HIGH POINT — A recreational facility designed with children with disabilities in mind is close to opening its doors.
The finishing touches are still being put on Q's Corner, a sensory-based gym and play place at 1800 N. Main St., but owner Candace Humphrey said she hopes to open for business soon.
"It's definitely been a long time in the making," Humphrey said Monday.
Humphrey is married to William Hayes, a former Andrews High School and Winston-Salem State football star who retired from the NFL after the 2018 season. The two traveled often during Hayes' time in the NFL but returned to High Point following his career. Humphrey said she always knew she wanted to bring something to the city.
The idea of starting a gym for children with disabilities first crossed her mind while taking Quintin, her now 9-year-old son, to a trampoline park. Quintin, who has autism, liked to lie on the trampolines.
"The staff really got onto him about getting up and not doing certain things," Humphrey said. She understood that the park had safety protocols to follow, but she was shocked that the employees didn't realize he had autism.
"They would talk at him and blow the whistle at him, and I though that was a bit aggressive."
She said she wanted to take her son, for whom the gym is named, to a place where staff recognizes that not every child is the same. She talked it over with her husband.
"When I brought the idea to him, he just nurtured it, and we worked on it together," Humphrey said.
The COVID-19 pandemic slowed their plans, but they're nearing the final stages before welcoming families to Q's Corner.
Housed in the two-story building converted from an old garage are several play stations and rooms, all designed with different needs in mind.
"We just went down the list of different disabilities," Humphrey said. "From there, we just researched our equipment."
Upstairs, which can be accessed by an elevator or stairs, kids can do hands-on activities, such as arts and crafts, air hockey, dress-up and video games.
An area on the main floor features a variety of swings, including one that can hold a wheelchair and another designed for children who are paralyzed or have spinal problems.
Humphrey said that even though Q's Corner is designed for kids with disabilities, those without are also welcome.
"The 'typical-functioning' kid — they get access to equipment they wouldn't normally see."
Humphrey said there is a three-hour time limit for guests. She's considered the idea of selling memberships, but for the time being, it will be "pay as you go," she said. According to the facility's website, a daily pass will cost $11 for children between 1 and 3 years old and $22 for children 4 and older.
Because of the COVID-19 pandemic, Humphrey asks that everyone wear a mask at Q's Corner, especially the parents. She said she knows it can be a challenge to keep masks on children — even more so for those with a disability — but asks that everyone just do the best they can.
Signs across the facility encourage social distancing and Humphrey said they plan to limit the occupancy in the building to 25. Between play, areas will be sanitized by staff.
The size of the place will allow customers to spread out and head into different rooms.

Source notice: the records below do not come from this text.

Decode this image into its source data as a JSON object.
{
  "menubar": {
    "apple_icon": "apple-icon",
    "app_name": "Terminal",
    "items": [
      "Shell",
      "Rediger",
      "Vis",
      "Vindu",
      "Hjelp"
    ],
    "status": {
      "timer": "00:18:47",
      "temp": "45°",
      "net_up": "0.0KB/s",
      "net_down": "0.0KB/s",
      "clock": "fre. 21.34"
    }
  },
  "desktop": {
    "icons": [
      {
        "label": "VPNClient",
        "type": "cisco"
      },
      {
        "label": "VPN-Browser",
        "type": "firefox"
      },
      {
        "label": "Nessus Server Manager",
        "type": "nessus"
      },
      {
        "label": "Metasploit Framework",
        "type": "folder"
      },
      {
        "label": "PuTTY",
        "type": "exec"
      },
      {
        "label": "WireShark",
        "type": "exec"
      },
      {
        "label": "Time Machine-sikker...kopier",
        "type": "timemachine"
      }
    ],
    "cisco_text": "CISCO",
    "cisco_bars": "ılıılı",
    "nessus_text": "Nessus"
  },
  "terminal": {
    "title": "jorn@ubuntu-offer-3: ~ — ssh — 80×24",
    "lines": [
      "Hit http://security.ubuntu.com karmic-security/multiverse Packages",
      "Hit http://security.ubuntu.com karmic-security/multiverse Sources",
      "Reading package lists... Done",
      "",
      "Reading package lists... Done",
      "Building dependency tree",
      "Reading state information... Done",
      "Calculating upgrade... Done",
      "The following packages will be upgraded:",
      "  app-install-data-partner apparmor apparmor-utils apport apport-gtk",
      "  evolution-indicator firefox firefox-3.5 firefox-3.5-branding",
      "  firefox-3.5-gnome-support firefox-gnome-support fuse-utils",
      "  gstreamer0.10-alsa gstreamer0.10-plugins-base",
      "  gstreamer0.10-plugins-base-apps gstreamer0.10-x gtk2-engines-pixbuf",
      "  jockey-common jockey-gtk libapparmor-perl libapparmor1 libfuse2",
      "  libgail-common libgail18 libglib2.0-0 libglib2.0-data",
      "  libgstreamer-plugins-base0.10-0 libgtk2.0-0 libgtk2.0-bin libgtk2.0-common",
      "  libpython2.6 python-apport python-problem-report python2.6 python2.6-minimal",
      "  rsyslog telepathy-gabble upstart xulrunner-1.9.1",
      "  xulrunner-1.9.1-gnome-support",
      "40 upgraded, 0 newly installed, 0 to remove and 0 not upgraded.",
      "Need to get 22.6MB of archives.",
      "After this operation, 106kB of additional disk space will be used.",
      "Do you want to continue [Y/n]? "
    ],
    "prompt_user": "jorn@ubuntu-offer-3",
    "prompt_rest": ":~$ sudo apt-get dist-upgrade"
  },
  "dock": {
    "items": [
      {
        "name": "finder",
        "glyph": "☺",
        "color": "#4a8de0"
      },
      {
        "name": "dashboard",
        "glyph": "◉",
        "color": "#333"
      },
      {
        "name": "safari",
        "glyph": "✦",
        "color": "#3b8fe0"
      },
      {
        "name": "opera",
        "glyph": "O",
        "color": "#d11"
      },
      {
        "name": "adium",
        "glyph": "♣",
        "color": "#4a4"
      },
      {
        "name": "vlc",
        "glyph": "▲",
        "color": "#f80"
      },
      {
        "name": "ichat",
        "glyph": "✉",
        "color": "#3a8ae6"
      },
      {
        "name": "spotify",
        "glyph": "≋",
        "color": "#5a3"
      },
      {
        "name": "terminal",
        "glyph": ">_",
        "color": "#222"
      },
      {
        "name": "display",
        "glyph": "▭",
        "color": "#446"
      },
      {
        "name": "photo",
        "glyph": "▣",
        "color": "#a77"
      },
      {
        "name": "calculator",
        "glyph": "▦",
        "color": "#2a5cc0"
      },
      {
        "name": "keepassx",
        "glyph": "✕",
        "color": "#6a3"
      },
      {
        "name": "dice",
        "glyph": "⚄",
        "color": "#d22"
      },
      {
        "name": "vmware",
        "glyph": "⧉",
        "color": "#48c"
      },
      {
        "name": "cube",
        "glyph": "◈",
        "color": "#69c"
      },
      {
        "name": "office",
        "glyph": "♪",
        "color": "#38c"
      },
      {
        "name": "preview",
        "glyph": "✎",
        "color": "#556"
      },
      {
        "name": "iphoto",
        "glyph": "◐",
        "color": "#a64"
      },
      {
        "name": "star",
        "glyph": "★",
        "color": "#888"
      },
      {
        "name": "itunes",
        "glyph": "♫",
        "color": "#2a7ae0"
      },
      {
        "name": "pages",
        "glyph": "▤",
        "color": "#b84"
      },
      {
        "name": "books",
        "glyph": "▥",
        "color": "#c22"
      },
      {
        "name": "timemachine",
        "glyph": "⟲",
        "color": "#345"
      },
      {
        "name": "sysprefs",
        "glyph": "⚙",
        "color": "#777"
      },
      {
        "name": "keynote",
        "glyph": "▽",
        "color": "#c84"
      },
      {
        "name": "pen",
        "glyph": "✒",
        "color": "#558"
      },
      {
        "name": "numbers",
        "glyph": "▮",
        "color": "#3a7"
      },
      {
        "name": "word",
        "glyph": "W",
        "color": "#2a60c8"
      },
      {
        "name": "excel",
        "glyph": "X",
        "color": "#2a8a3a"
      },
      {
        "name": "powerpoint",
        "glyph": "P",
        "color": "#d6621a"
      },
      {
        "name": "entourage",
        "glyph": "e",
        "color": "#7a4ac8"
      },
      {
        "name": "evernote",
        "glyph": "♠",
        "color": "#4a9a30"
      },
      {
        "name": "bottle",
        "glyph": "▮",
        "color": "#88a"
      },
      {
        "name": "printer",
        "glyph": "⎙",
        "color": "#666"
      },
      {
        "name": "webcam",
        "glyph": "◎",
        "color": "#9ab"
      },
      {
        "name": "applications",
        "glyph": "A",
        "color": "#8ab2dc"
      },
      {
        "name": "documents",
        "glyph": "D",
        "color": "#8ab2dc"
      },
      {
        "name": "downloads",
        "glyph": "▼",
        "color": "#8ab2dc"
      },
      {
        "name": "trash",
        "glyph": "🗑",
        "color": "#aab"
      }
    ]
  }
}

Several rooms offer sensory-stimulating lights, sounds and textures. The equipment at Q's Corner is similar to that used in therapy for children with disabilities, but it's used recreationally at the gym.
One of the sensory rooms provides a 360-degree virtual experience.
During a soft opening Humphrey held for a small group a couple of weeks ago, she said one father was nearly moved to tears after his son spent more than half an hour in the virtual experience room.